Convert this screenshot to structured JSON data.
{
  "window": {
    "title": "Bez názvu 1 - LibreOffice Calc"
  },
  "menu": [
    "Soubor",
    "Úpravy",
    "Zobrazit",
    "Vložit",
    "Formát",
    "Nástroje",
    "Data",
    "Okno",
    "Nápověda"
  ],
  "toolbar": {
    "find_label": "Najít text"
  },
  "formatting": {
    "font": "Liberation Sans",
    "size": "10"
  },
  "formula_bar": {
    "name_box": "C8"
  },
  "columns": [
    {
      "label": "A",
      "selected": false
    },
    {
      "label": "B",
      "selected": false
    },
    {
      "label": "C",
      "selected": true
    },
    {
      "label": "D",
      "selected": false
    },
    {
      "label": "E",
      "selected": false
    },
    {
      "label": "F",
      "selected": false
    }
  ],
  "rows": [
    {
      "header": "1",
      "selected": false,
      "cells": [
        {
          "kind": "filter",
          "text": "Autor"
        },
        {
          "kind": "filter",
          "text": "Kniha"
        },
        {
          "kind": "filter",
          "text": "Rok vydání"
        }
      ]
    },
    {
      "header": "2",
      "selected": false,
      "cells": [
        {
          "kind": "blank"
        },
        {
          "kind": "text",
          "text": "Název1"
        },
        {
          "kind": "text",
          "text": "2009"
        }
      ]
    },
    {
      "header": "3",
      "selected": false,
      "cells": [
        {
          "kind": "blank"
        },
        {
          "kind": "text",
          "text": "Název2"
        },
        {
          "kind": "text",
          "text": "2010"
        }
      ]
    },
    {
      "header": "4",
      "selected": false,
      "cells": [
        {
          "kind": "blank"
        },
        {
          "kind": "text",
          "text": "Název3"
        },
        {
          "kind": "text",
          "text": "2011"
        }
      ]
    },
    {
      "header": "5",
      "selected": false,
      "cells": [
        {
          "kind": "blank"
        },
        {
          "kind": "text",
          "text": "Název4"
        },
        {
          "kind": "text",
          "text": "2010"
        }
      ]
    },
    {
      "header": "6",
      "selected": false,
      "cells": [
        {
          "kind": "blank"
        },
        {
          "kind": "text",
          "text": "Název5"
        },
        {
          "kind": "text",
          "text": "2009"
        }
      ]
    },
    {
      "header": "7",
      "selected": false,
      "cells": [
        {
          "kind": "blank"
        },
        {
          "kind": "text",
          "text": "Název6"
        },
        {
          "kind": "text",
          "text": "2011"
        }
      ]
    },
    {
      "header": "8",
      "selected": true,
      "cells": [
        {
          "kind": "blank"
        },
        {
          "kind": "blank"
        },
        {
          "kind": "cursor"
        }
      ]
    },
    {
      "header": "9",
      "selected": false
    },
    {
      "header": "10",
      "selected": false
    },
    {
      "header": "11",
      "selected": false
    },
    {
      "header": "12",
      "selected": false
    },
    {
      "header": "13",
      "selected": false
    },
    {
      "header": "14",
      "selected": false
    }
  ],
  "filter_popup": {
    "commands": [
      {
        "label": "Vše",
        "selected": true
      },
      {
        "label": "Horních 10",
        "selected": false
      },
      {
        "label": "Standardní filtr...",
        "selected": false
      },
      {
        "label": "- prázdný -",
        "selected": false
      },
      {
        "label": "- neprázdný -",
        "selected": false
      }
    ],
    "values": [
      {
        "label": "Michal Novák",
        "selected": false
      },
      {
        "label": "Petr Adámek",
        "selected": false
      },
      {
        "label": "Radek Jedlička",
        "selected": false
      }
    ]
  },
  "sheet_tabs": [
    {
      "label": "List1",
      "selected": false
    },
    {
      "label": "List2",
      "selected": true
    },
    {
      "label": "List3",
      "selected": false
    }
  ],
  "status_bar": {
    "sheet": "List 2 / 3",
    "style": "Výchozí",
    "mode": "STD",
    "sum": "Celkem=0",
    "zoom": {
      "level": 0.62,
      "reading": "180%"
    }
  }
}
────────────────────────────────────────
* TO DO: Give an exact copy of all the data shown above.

* WRITTEN RESPONSE:
Convert this screenshot to structured JSON data.
{
  "window": {
    "title": "Bez názvu 1 - LibreOffice Calc"
  },
  "menu": [
    "Soubor",
    "Úpravy",
    "Zobrazit",
    "Vložit",
    "Formát",
    "Nástroje",
    "Data",
    "Okno",
    "Nápověda"
  ],
  "toolbar": {
    "find_label": "Najít text"
  },
  "formatting": {
    "font": "Liberation Sans",
    "size": "10"
  },
  "formula_bar": {
    "name_box": "C8"
  },
  "columns": [
    {
      "label": "A",
      "selected": false
    },
    {
      "label": "B",
      "selected": false
    },
    {
      "label": "C",
      "selected": true
    },
    {
      "label": "D",
      "selected": false
    },
    {
      "label": "E",
      "selected": false
    },
    {
      "label": "F",
      "selected": false
    }
  ],
  "rows": [
    {
      "header": "1",
      "selected": false,
      "cells": [
        {
          "kind": "filter",
          "text": "Autor"
        },
        {
          "kind": "filter",
          "text": "Kniha"
        },
        {
          "kind": "filter",
          "text": "Rok vydání"
        }
      ]
    },
    {
      "header": "2",
      "selected": false,
      "cells": [
        {
          "kind": "blank"
        },
        {
          "kind": "text",
          "text": "Název1"
        },
        {
          "kind": "text",
          "text": "2009"
        }
      ]
    },
    {
      "header": "3",
      "selected": false,
      "cells": [
        {
          "kind": "blank"
        },
        {
          "kind": "text",
          "text": "Název2"
        },
        {
          "kind": "text",
          "text": "2010"
        }
      ]
    },
    {
      "header": "4",
      "selected": false,
      "cells": [
        {
          "kind": "blank"
        },
        {
          "kind": "text",
          "text": "Název3"
        },
        {
          "kind": "text",
          "text": "2011"
        }
      ]
    },
    {
      "header": "5",
      "selected": false,
      "cells": [
        {
          "kind": "blank"
        },
        {
          "kind": "text",
          "text": "Název4"
        },
        {
          "kind": "text",
          "text": "2010"
        }
      ]
    },
    {
      "header": "6",
      "selected": false,
      "cells": [
        {
          "kind": "blank"
        },
        {
          "kind": "text",
          "text": "Název5"
        },
        {
          "kind": "text",
          "text": "2009"
        }
      ]
    },
    {
      "header": "7",
      "selected": false,
      "cells": [
        {
          "kind": "blank"
        },
        {
          "kind": "text",
          "text": "Název6"
        },
        {
          "kind": "text",
          "text": "2011"
        }
      ]
    },
    {
      "header": "8",
      "selected": true,
      "cells": [
        {
          "kind": "blank"
        },
        {
          "kind": "blank"
        },
        {
          "kind": "cursor"
        }
      ]
    },
    {
      "header": "9",
      "selected": false
    },
    {
      "header": "10",
      "selected": false
    },
    {
      "header": "11",
      "selected": false
    },
    {
      "header": "12",
      "selected": false
    },
    {
      "header": "13",
      "selected": false
    },
    {
      "header": "14",
      "selected": false
    }
  ],
  "filter_popup": {
    "commands": [
      {
        "label": "Vše",
        "selected": true
      },
      {
        "label": "Horních 10",
        "selected": false
      },
      {
        "label": "Standardní filtr...",
        "selected": false
      },
      {
        "label": "- prázdný -",
        "selected": false
      },
      {
        "label": "- neprázdný -",
        "selected": false
      }
    ],
    "values": [
      {
        "label": "Michal Novák",
        "selected": false
      },
      {
        "label": "Petr Adámek",
        "selected": false
      },
      {
        "label": "Radek Jedlička",
        "selected": false
      }
    ]
  },
  "sheet_tabs": [
    {
      "label": "List1",
      "selected": false
    },
    {
      "label": "List2",
      "selected": true
    },
    {
      "label": "List3",
      "selected": false
    }
  ],
  "status_bar": {
    "sheet": "List 2 / 3",
    "style": "Výchozí",
    "mode": "STD",
    "sum": "Celkem=0",
    "zoom": {
      "level": 0.62,
      "reading": "180%"
    }
  }
}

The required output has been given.